Pascrell and House Democrats did not support the bill because it dismantles Head Start with an eight state block grant pilot program that waives all quality federal standards; repeals civil rights/employment discrimination protections; leaves 40% of eligible children unserved because of a lack of funding; decreases funding for teacher training and curriculum from 2% to 1%; and provides no money to improve teacher quality.
The bill has been referred to the Senate Committee on Health, Education, Labor, and Pensions and will be debated on this fall. Senator Judd Gregg (NH), chairman of the committee, stated the pilot program, which would allow eight states to take over local Head Start Centers, will not be included in the mark-up. However, the pilot program will be offered as an amendment to the bill and debated on the Senate floor. The Senate must act quickly because the authorization for the Head Start program expires on October 1, 2003.
"We should be building on the success of Head Start, not tearing it down. We should be increasing funding to expand the number of eligible kids in the program -- not handing it over to cash-strapped states. A great program should be made greater," stated Senator Corzine.
More than 16,000 children are enrolled in Head Start programs throughout New Jersey, according to the NJ Head Start Association. Nationwide, the Republican proposal would leave 40% of eligible children on waiting lists.
"If we turn Head Start into a state block grant, it is another unfunded mandate waiting to happen. Similar to the No Child Left Behind Act, states will be left without adequate funding to meet the program's goals," noted Pascrell. "Additionally, states would have the opportunity to funnel money out of the Head Start program. We all know this sort of skimming happens too often, particularly with the financial crisis most states are currently facing. This legislation sets a model federal program up for failure."
The President claims to want to improve coordination, strengthen pre-literacy and math schools and improve accountability, but by turning Head Start into a block grant program, Head Start's guaranteed services to children could be threatened. States with Pre-K programs that would take over the program do not focus on the family-child connection that Head Start understands is so critical to a child's development.

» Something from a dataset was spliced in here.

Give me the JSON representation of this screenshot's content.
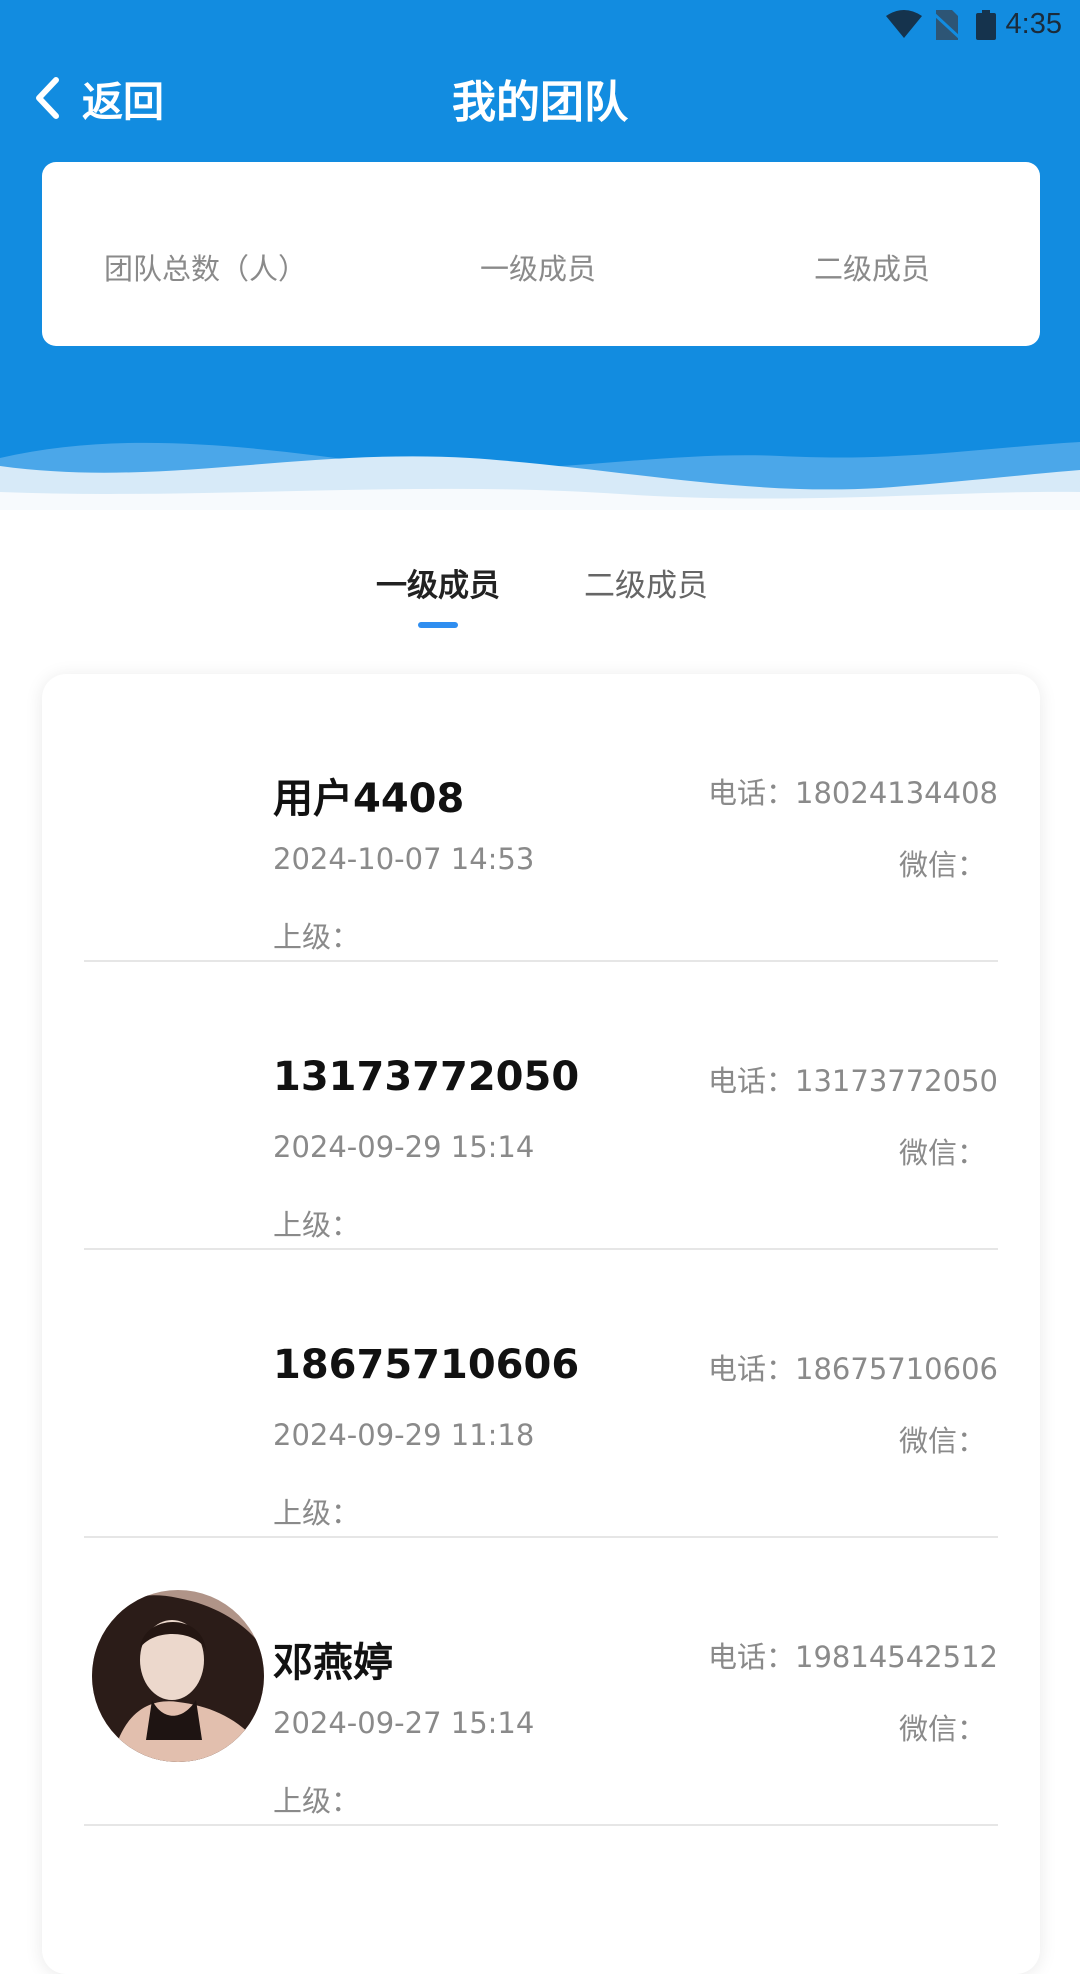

The Administration backed proposal that passed the House would end federal reviews that are now undertaken every three years to ensure quality, and the bill does not establish minimal standards for the states to use to evaluate programs. It provides no additional funds to meet a proposed requirement that all newly-hired Head Start teachers have at least an associate's degree within three years and that half have a bachelor's degree by 2008. This lack of funding will leave the program without enough eligible teachers to serve the children.